> **Exercise description**
If a line of the records contains the string "JSON", copy it out.

Available data Start Marker

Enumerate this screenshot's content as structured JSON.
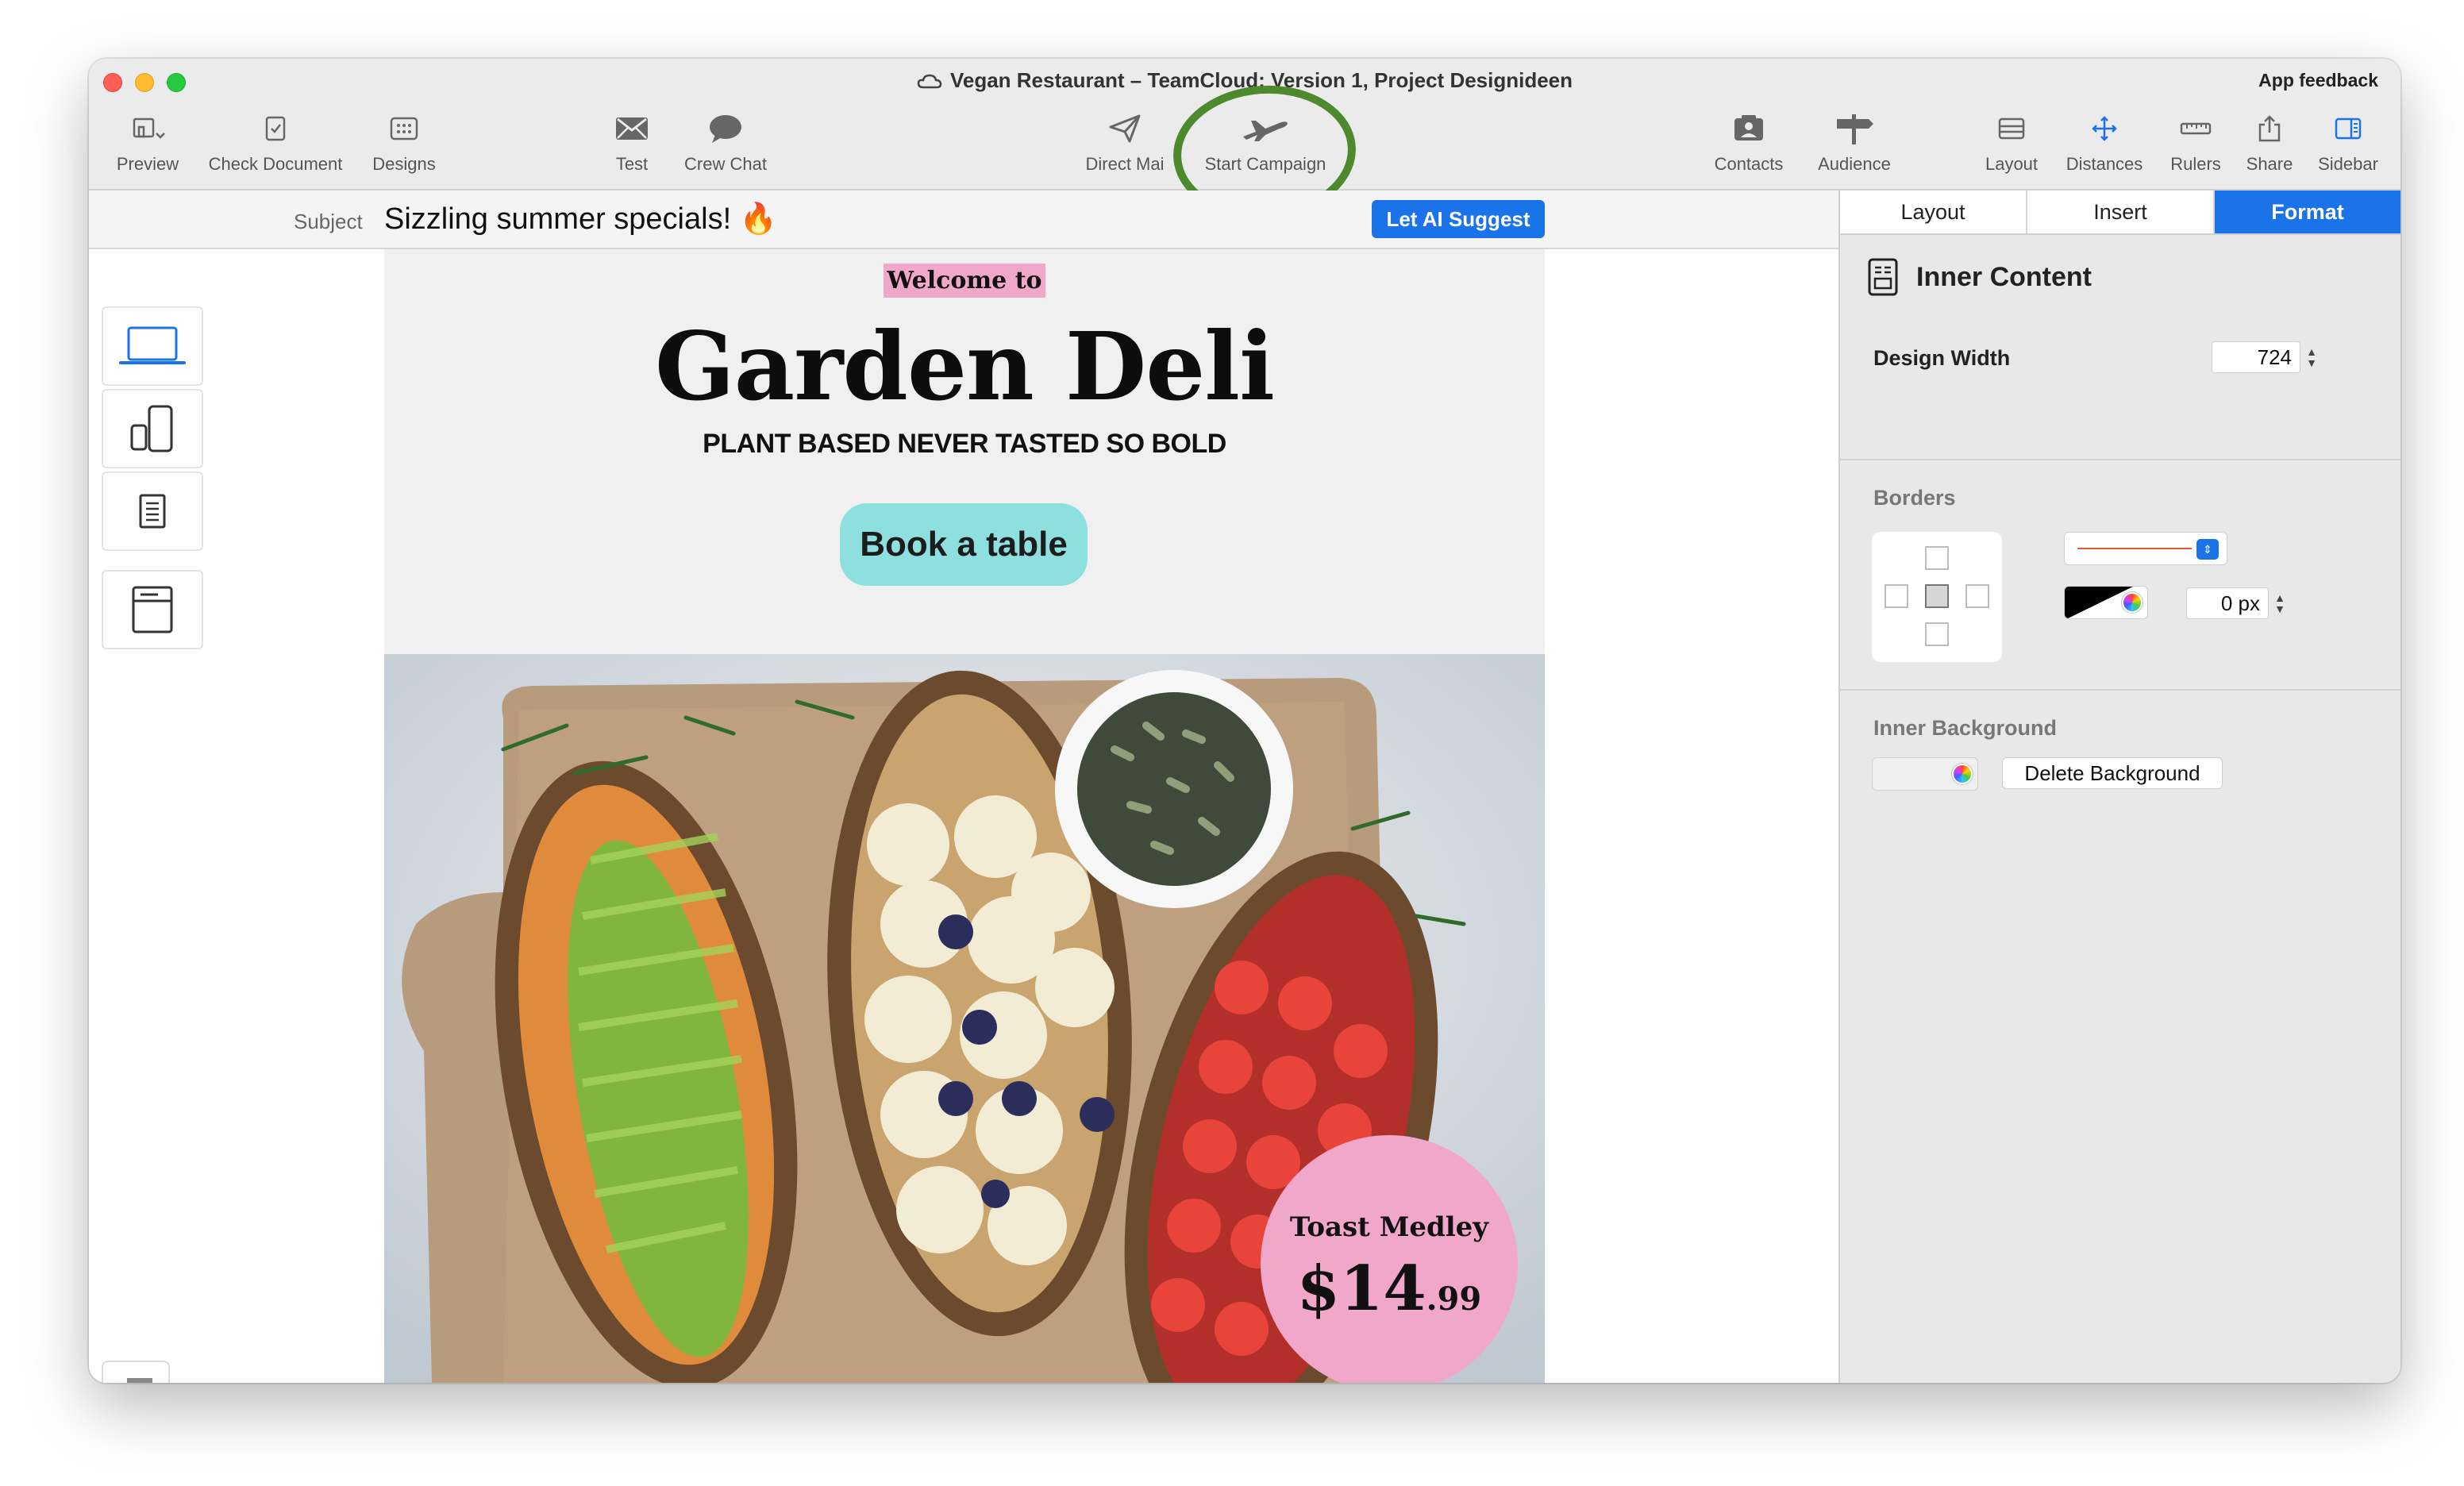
{
  "window": {
    "title": "Vegan Restaurant – TeamCloud: Version 1, Project  Designideen",
    "feedback_label": "App feedback"
  },
  "toolbar": {
    "preview": "Preview",
    "check_document": "Check Document",
    "designs": "Designs",
    "test": "Test",
    "crew_chat": "Crew Chat",
    "direct_mail": "Direct Mai",
    "start_campaign": "Start Campaign",
    "contacts": "Contacts",
    "audience": "Audience",
    "layout": "Layout",
    "distances": "Distances",
    "rulers": "Rulers",
    "share": "Share",
    "sidebar": "Sidebar"
  },
  "subject": {
    "label": "Subject",
    "value": "Sizzling summer specials! 🔥",
    "ai_button": "Let AI Suggest"
  },
  "email": {
    "welcome": "Welcome to",
    "brand": "Garden Deli",
    "tagline": "PLANT BASED NEVER TASTED SO BOLD",
    "cta": "Book a table",
    "badge_name": "Toast Medley",
    "badge_price_main": "$14",
    "badge_price_cents": ".99"
  },
  "sidebar": {
    "tabs": [
      "Layout",
      "Insert",
      "Format"
    ],
    "active_tab": "Format",
    "section_title": "Inner Content",
    "design_width_label": "Design Width",
    "design_width_value": "724",
    "borders_label": "Borders",
    "border_width_value": "0 px",
    "inner_background_label": "Inner Background",
    "delete_background": "Delete Background"
  },
  "colors": {
    "accent": "#1a73e8",
    "badge_pink": "#f0a7c9",
    "cta_teal": "#8ee0df",
    "highlight_ring": "#4d8a2e"
  }
}
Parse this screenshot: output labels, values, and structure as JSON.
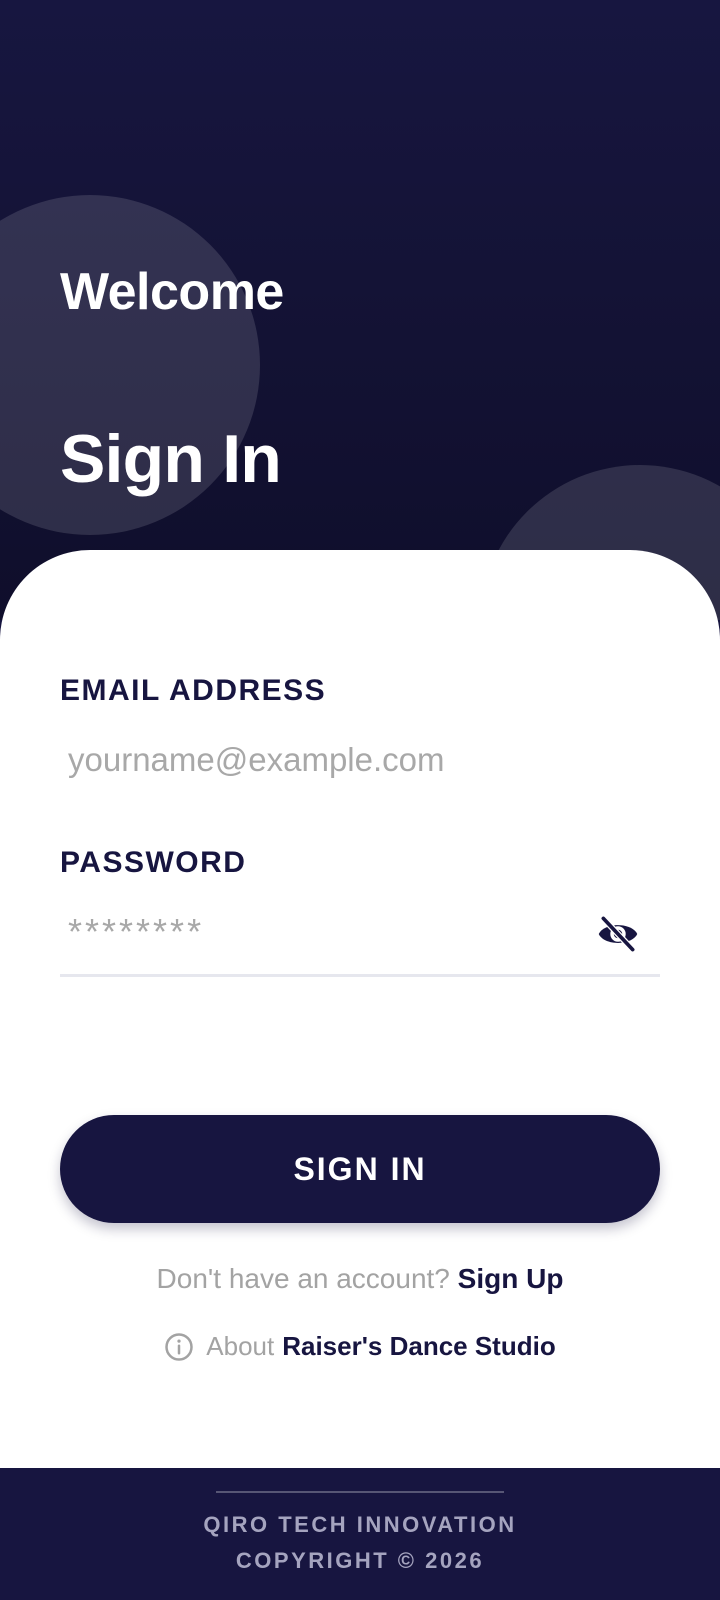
{
  "header": {
    "greeting": "Welcome",
    "title": "Sign In"
  },
  "form": {
    "email": {
      "label": "EMAIL ADDRESS",
      "placeholder": "yourname@example.com",
      "value": ""
    },
    "password": {
      "label": "PASSWORD",
      "placeholder": "********",
      "value": "",
      "toggle_icon": "eye-off-icon"
    },
    "submit_label": "SIGN IN"
  },
  "signup": {
    "prompt": "Don't have an account?",
    "link": "Sign Up"
  },
  "about": {
    "icon": "info-icon",
    "prefix": "About",
    "name": "Raiser's Dance Studio"
  },
  "footer": {
    "company": "QIRO TECH INNOVATION",
    "copyright": "COPYRIGHT © 2026"
  },
  "colors": {
    "primary": "#171540",
    "background_card": "#ffffff",
    "muted_text": "#a3a3a3",
    "placeholder": "#a8a8a8"
  }
}
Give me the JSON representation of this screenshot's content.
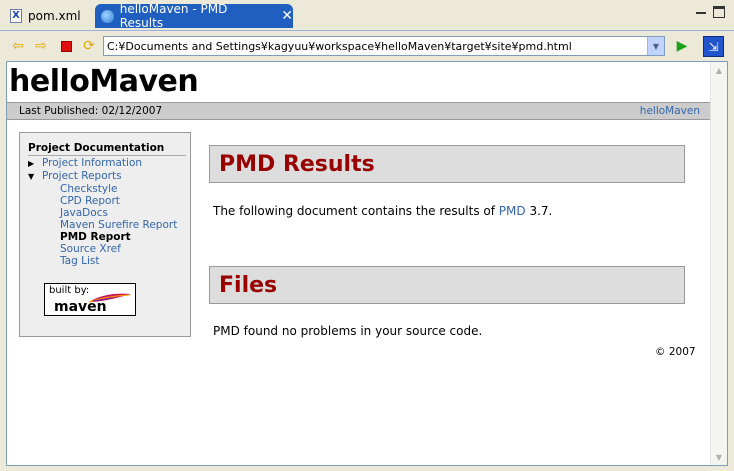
{
  "tabs": [
    {
      "label": "pom.xml",
      "icon": "xml-file-icon",
      "active": false
    },
    {
      "label": "helloMaven - PMD Results",
      "icon": "globe-icon",
      "active": true
    }
  ],
  "toolbar": {
    "url": "C:¥Documents and Settings¥kagyuu¥workspace¥helloMaven¥target¥site¥pmd.html"
  },
  "page": {
    "site_title": "helloMaven",
    "last_published": "Last Published: 02/12/2007",
    "breadcrumb_link": "helloMaven",
    "nav": {
      "heading": "Project Documentation",
      "project_information": "Project Information",
      "project_reports": "Project Reports",
      "reports": [
        "Checkstyle",
        "CPD Report",
        "JavaDocs",
        "Maven Surefire Report",
        "PMD Report",
        "Source Xref",
        "Tag List"
      ],
      "current": "PMD Report"
    },
    "logo": {
      "built_by": "built by:",
      "name": "maven"
    },
    "sections": [
      {
        "title": "PMD Results",
        "text_before": "The following document contains the results of ",
        "link": "PMD",
        "text_after": " 3.7."
      },
      {
        "title": "Files",
        "text": "PMD found no problems in your source code."
      }
    ],
    "copyright": "© 2007"
  },
  "colors": {
    "tab_active": "#1f5fbf",
    "section_title": "#990000",
    "link": "#3366aa"
  }
}
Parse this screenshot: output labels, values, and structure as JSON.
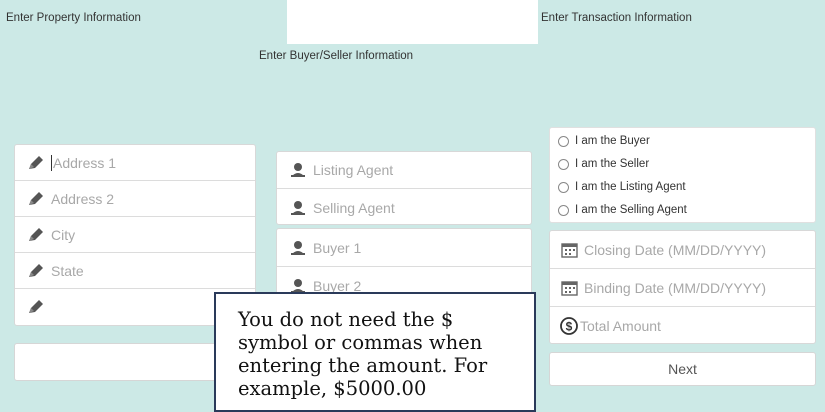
{
  "property": {
    "header": "Enter Property Information",
    "fields": [
      {
        "placeholder": "Address 1"
      },
      {
        "placeholder": "Address 2"
      },
      {
        "placeholder": "City"
      },
      {
        "placeholder": "State"
      },
      {
        "placeholder": ""
      }
    ]
  },
  "buyer_seller": {
    "header": "Enter Buyer/Seller Information",
    "agents": [
      {
        "placeholder": "Listing Agent"
      },
      {
        "placeholder": "Selling Agent"
      }
    ],
    "buyers": [
      {
        "placeholder": "Buyer 1"
      },
      {
        "placeholder": "Buyer 2"
      }
    ]
  },
  "transaction": {
    "header": "Enter Transaction Information",
    "roles": [
      "I am the Buyer",
      "I am the Seller",
      "I am the Listing Agent",
      "I am the Selling Agent"
    ],
    "fields": [
      {
        "placeholder": "Closing Date (MM/DD/YYYY)"
      },
      {
        "placeholder": "Binding Date (MM/DD/YYYY)"
      },
      {
        "placeholder": "Total Amount"
      }
    ],
    "next_label": "Next"
  },
  "callout": {
    "text": "You do not need the $ symbol or commas when entering the amount.  For example, $5000.00"
  },
  "colors": {
    "background": "#cce9e6",
    "callout_border": "#2a3a5a"
  },
  "icons": {
    "property": "pencil-icon",
    "person": "person-icon",
    "date": "calendar-icon",
    "amount": "dollar-icon",
    "radio": "radio-button"
  }
}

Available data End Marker

> **Exercise output**
Enumerate this screenshot's content as structured JSON.
Parse this screenshot: output labels, values, and structure as JSON.
Give me the JSON representation of this screenshot's content.
Parse this screenshot: output labels, values, and structure as JSON.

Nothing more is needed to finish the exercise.